2. Sometimes VR isn’t used to lure travelers to your hotel. It’s to make the stay at the hotel even more amazing. To that end, Marriott Hotels piloted a program at a London location where you could order a Gear VR pre-loaded with videos that take you to distant lands. Sure beats the reruns on tv! This, along with a number of other VR experiences like their Oculus Rift-powered Teleporter Booths, show that Marriott isn’t afraid to experiment with the technology. According to Michael Dail, VP of Global Brand Marketing at Marriott, these VR endeavors are meant to “spark conversation about why people travel.”
3. Facebook, as they’ve publicly announced, is moving heavily into both video & 360. So it’s not surprising that some hotels are venturing into 360 ads. Hilton recently launched a 360 ad that allows you to experience the Hilton Barbados and then tap “Book Now” if you’re interested. A very cool feature of this, developed by Mike Owen and his Opera Mediaworks technology team, is that you can opt in to allow for greater engagement.
4. How do you make marketing your hotel more interactive? Make it a contest! St. Giles hotels this summer is running a contest where selected winners will be given a night’s stay at a participating hotel, along with a prosumer camera, to capture the surrounding sights in an engaging way that will be experienced by users on a Gear VR. They’re also, through their technology partner Piranha, putting together a mobile app to be experienced on Google Cardboard. According to Piranha’s Rob Sabatini, they want to make St. Giles VR highly accessible, not just for high end users of HMDs, but also for casual visitors to Facebook and YouTube.

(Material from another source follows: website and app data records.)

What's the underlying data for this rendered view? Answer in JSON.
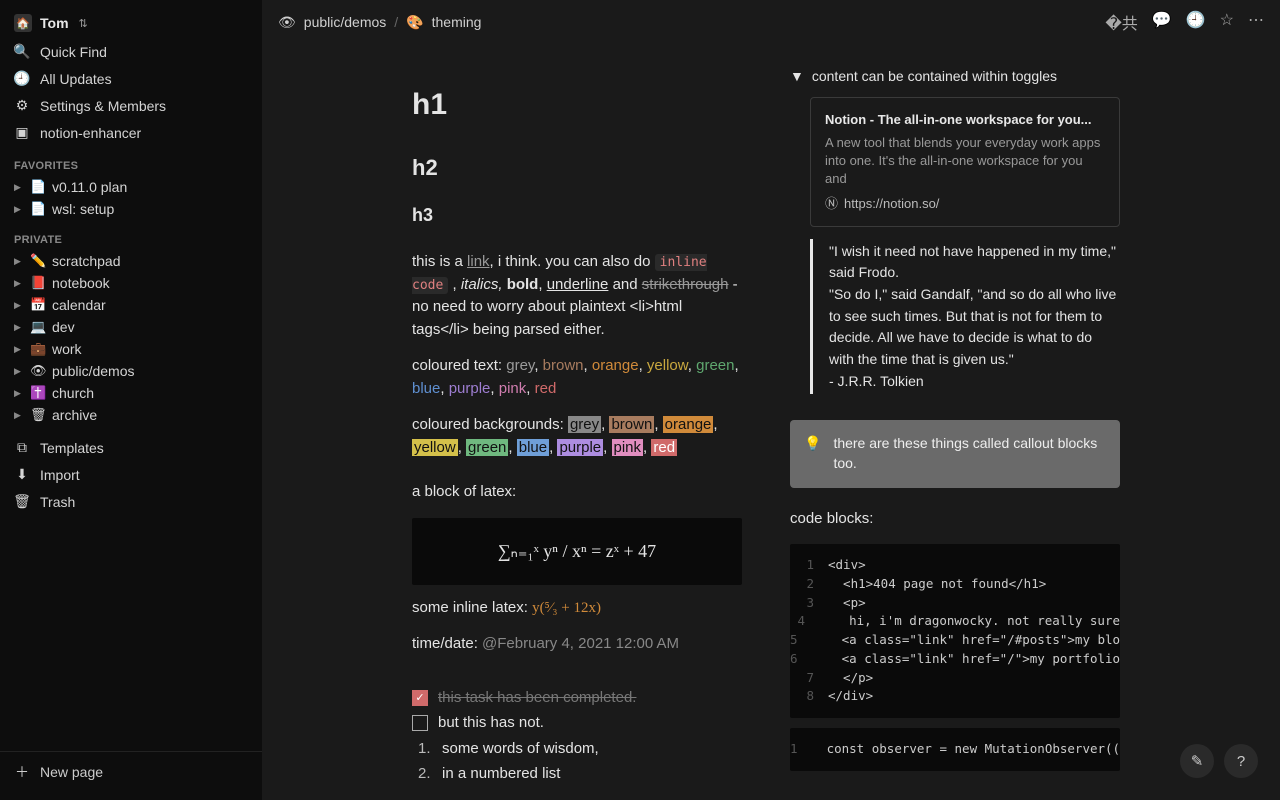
{
  "workspace": {
    "name": "Tom",
    "avatar_emoji": "🏠"
  },
  "sidebar": {
    "quick_find": "Quick Find",
    "all_updates": "All Updates",
    "settings": "Settings & Members",
    "enhancer": "notion-enhancer",
    "favorites_label": "FAVORITES",
    "favorites": [
      {
        "icon": "📄",
        "label": "v0.11.0 plan"
      },
      {
        "icon": "📄",
        "label": "wsl: setup"
      }
    ],
    "private_label": "PRIVATE",
    "private": [
      {
        "icon": "✏️",
        "label": "scratchpad"
      },
      {
        "icon": "📕",
        "label": "notebook"
      },
      {
        "icon": "📅",
        "label": "calendar"
      },
      {
        "icon": "💻",
        "label": "dev"
      },
      {
        "icon": "💼",
        "label": "work"
      },
      {
        "icon": "👁",
        "label": "public/demos"
      },
      {
        "icon": "✝️",
        "label": "church"
      },
      {
        "icon": "🗑",
        "label": "archive"
      }
    ],
    "templates": "Templates",
    "import": "Import",
    "trash": "Trash",
    "new_page": "New page"
  },
  "breadcrumb": {
    "parent_icon": "👁",
    "parent": "public/demos",
    "page_icon": "🎨",
    "page": "theming"
  },
  "headings": {
    "h1": "h1",
    "h2": "h2",
    "h3": "h3"
  },
  "richtext": {
    "p1_a": "this is a ",
    "link": "link",
    "p1_b": ", i think. you can also do ",
    "inline_code": "inline code",
    "p1_c": " , ",
    "italics": "italics,",
    "bold": "bold",
    "p1_d": ", ",
    "underline": "underline",
    "p1_e": " and ",
    "strike": "strikethrough",
    "p1_f": " - no need to worry about plaintext <li>html tags</li> being parsed either."
  },
  "coloured_text_label": "coloured text:",
  "coloured_bg_label": "coloured backgrounds:",
  "colours": [
    "grey",
    "brown",
    "orange",
    "yellow",
    "green",
    "blue",
    "purple",
    "pink",
    "red"
  ],
  "latex": {
    "block_label": "a block of latex:",
    "block_expr": "∑ₙ₌₁ˣ  yⁿ / xⁿ  =  zˣ + 47",
    "inline_label": "some inline latex: ",
    "inline_expr": "y(⁵⁄₃ + 12x)"
  },
  "timedate": {
    "label": "time/date: ",
    "value": "@February 4, 2021 12:00 AM"
  },
  "tasks": {
    "done": "this task has been completed.",
    "todo": "but this has not."
  },
  "numbered": [
    "some words of wisdom,",
    "in a numbered list"
  ],
  "toggle": {
    "label": "content can be contained within toggles"
  },
  "bookmark": {
    "title": "Notion - The all-in-one workspace for you...",
    "desc": "A new tool that blends your everyday work apps into one. It's the all-in-one workspace for you and",
    "url": "https://notion.so/"
  },
  "quote": {
    "l1": "\"I wish it need not have happened in my time,\" said Frodo.",
    "l2": "\"So do I,\" said Gandalf, \"and so do all who live to see such times. But that is not for them to decide. All we have to decide is what to do with the time that is given us.\"",
    "l3": "- J.R.R. Tolkien"
  },
  "callout": {
    "icon": "💡",
    "text": "there are these things called callout blocks too."
  },
  "code_label": "code blocks:",
  "code1": [
    "<div>",
    "  <h1>404 page not found</h1>",
    "  <p>",
    "    hi, i'm dragonwocky. not really sure",
    "    <a class=\"link\" href=\"/#posts\">my blo",
    "    <a class=\"link\" href=\"/\">my portfolio",
    "  </p>",
    "</div>"
  ],
  "code2": [
    "  const observer = new MutationObserver((li"
  ]
}
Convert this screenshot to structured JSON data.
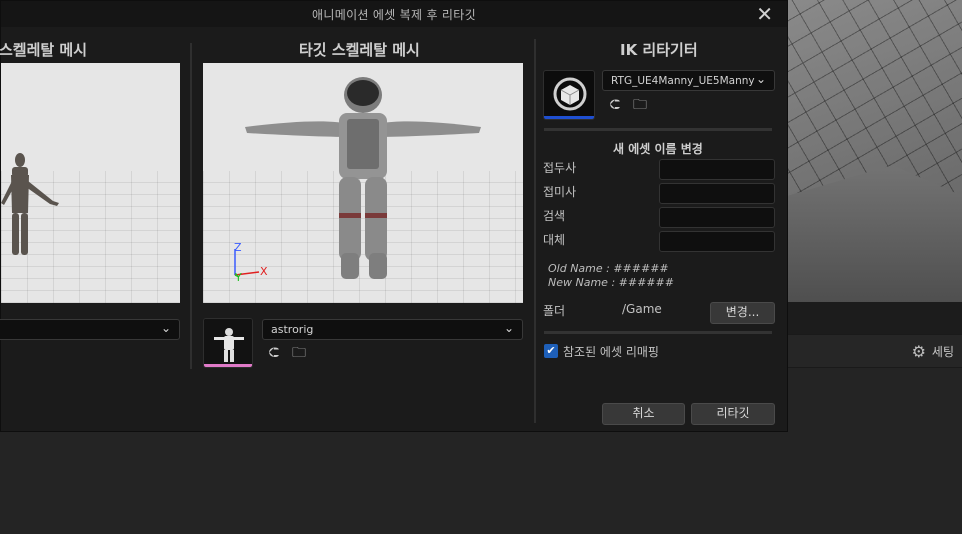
{
  "dialog": {
    "title": "애니메이션 에셋 복제 후 리타깃"
  },
  "source_panel": {
    "title": "스켈레탈 메시"
  },
  "target_panel": {
    "title": "타깃 스켈레탈 메시",
    "mesh_selected": "astrorig",
    "axis_labels": {
      "z": "Z",
      "x": "X",
      "y": "Y"
    }
  },
  "ik_panel": {
    "title": "IK 리타기터",
    "retargeter_selected": "RTG_UE4Manny_UE5Manny",
    "rename_section_title": "새 에셋 이름 변경",
    "prefix_label": "접두사",
    "suffix_label": "접미사",
    "search_label": "검색",
    "replace_label": "대체",
    "old_name_note": "Old Name : ######",
    "new_name_note": "New Name : ######",
    "folder_label": "폴더",
    "folder_path": "/Game",
    "change_button": "변경...",
    "remap_checkbox_label": "참조된 에셋 리매핑",
    "remap_checked": true,
    "cancel_button": "취소",
    "retarget_button": "리타깃"
  },
  "background": {
    "settings_label": "세팅"
  },
  "colors": {
    "accent_blue": "#1e5fb8",
    "thumb_pink": "#e07ac8",
    "thumb_blue": "#1f4fd0",
    "axis_z": "#3a5cff",
    "axis_x": "#e02020",
    "axis_y": "#20c020"
  },
  "icons": [
    "close-icon",
    "chevron-down-icon",
    "back-arrow-icon",
    "browse-icon",
    "gear-icon",
    "check-icon",
    "cube-icon"
  ]
}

5. Speaking of making VR accessible, this Spring GCH Hotel Group in Europe started promoting its 120 locations through VR. Daniel Wishnia, the Director of Digital Promotion, and his marketing team at GCH are making VR apps for Google Cardboard, Rift, and the web. They clearly understand the value of publishing widely, since potential hotel guests access VR through many means.
6. Not all hospitality companies are using VR specifically for attracting new guests. Some, like Carlson Rezidor, are actively using it to help promote the design at locations before they’re fully furnished. According to Thorsten Kirschke, President Asia Pacific at the hotel group, this technology will be beneficial to owners and investors, while increasing the brand perception of their hotel group.
7. Trade shows and conferences are an essential part of hotel marketing. So it’s no surprise that Sri Lanka’s Cinnamon Hotels & Resorts rolled out its immersive VR experience at World Travel Mart (WMT) in London last year. You’re definitely going to capture some attention if you can get Miss England to don a headset to be transported to the island nation. According to Dileep Mudadeniya, head of Brand Marketing, VR is “real and exciting for a potential buyer at the pre-purchase stage for an intangible product.”
As you can see, no two hotels are using virtual reality the same way. And the investment to make these experiences is often not terribly significant: all you need is a 360 camera, an InstaVR account, and some imagination. Why wouldn’t a hotel use VR to stand out from the competition.
Come back next week to our blog where our industry spotlight will focus on transportation.